Dataset rows describing interfaces:
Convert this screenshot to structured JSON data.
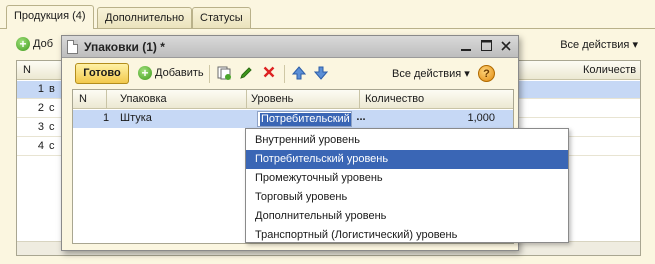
{
  "tabs": [
    {
      "label": "Продукция (4)",
      "active": true
    },
    {
      "label": "Дополнительно",
      "active": false
    },
    {
      "label": "Статусы",
      "active": false
    }
  ],
  "main": {
    "add_label": "Доб",
    "all_actions": "Все действия",
    "columns": {
      "num": "N",
      "col2": "",
      "qty": "Количеств"
    },
    "rows": [
      {
        "num": "1",
        "text": "в"
      },
      {
        "num": "2",
        "text": "с"
      },
      {
        "num": "3",
        "text": "с"
      },
      {
        "num": "4",
        "text": "с"
      }
    ]
  },
  "dialog": {
    "title": "Упаковки (1) *",
    "toolbar": {
      "done": "Готово",
      "add": "Добавить",
      "all_actions": "Все действия",
      "help": "?"
    },
    "columns": {
      "num": "N",
      "pack": "Упаковка",
      "level": "Уровень",
      "qty": "Количество"
    },
    "row": {
      "num": "1",
      "pack": "Штука",
      "level": "Потребительский",
      "qty": "1,000"
    },
    "edit_button": "..."
  },
  "dropdown": {
    "items": [
      "Внутренний уровень",
      "Потребительский уровень",
      "Промежуточный уровень",
      "Торговый уровень",
      "Дополнительный уровень",
      "Транспортный (Логистический) уровень"
    ],
    "selected_index": 1
  },
  "colors": {
    "background": "#fbf6e0",
    "selection_row": "#c6d8f5",
    "selection_item": "#3a66b5",
    "done_button": "#f2c94c"
  }
}
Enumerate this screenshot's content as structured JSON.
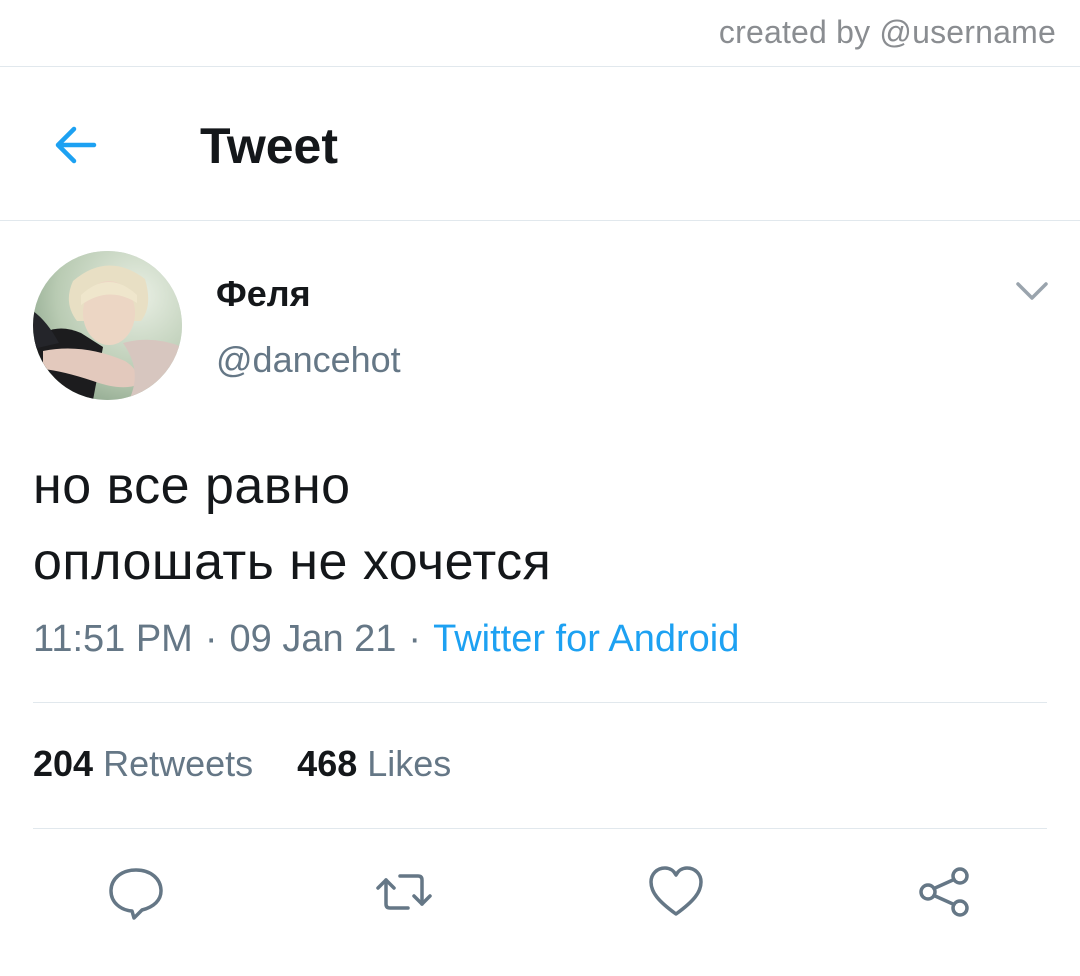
{
  "watermark": {
    "text": "created by @username"
  },
  "header": {
    "title": "Tweet",
    "back_icon": "arrow-left-icon"
  },
  "tweet": {
    "author": {
      "display_name": "Феля",
      "handle": "@dancehot",
      "avatar": "profile-photo"
    },
    "text_lines": [
      "но все равно",
      "оплошать не хочется"
    ],
    "time": "11:51 PM",
    "date": "09 Jan 21",
    "separator": "·",
    "source": "Twitter for Android",
    "stats": {
      "retweets": {
        "count": "204",
        "label": "Retweets"
      },
      "likes": {
        "count": "468",
        "label": "Likes"
      }
    }
  },
  "actions": [
    {
      "name": "reply",
      "icon": "speech-bubble-icon"
    },
    {
      "name": "retweet",
      "icon": "retweet-arrows-icon"
    },
    {
      "name": "like",
      "icon": "heart-icon"
    },
    {
      "name": "share",
      "icon": "share-nodes-icon"
    }
  ],
  "colors": {
    "accent": "#1da1f2",
    "text_primary": "#14171a",
    "text_secondary": "#657786",
    "divider": "#e1e8ed",
    "icon_gray": "#657786"
  }
}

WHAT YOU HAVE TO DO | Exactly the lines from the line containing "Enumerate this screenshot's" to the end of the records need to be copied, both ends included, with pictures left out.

ANSWER TO THIS EXERCISE |
Enumerate this screenshot's content as structured JSON.
{
  "watermark": {
    "text": "created by @username"
  },
  "header": {
    "title": "Tweet",
    "back_icon": "arrow-left-icon"
  },
  "tweet": {
    "author": {
      "display_name": "Феля",
      "handle": "@dancehot",
      "avatar": "profile-photo"
    },
    "text_lines": [
      "но все равно",
      "оплошать не хочется"
    ],
    "time": "11:51 PM",
    "date": "09 Jan 21",
    "separator": "·",
    "source": "Twitter for Android",
    "stats": {
      "retweets": {
        "count": "204",
        "label": "Retweets"
      },
      "likes": {
        "count": "468",
        "label": "Likes"
      }
    }
  },
  "actions": [
    {
      "name": "reply",
      "icon": "speech-bubble-icon"
    },
    {
      "name": "retweet",
      "icon": "retweet-arrows-icon"
    },
    {
      "name": "like",
      "icon": "heart-icon"
    },
    {
      "name": "share",
      "icon": "share-nodes-icon"
    }
  ],
  "colors": {
    "accent": "#1da1f2",
    "text_primary": "#14171a",
    "text_secondary": "#657786",
    "divider": "#e1e8ed",
    "icon_gray": "#657786"
  }
}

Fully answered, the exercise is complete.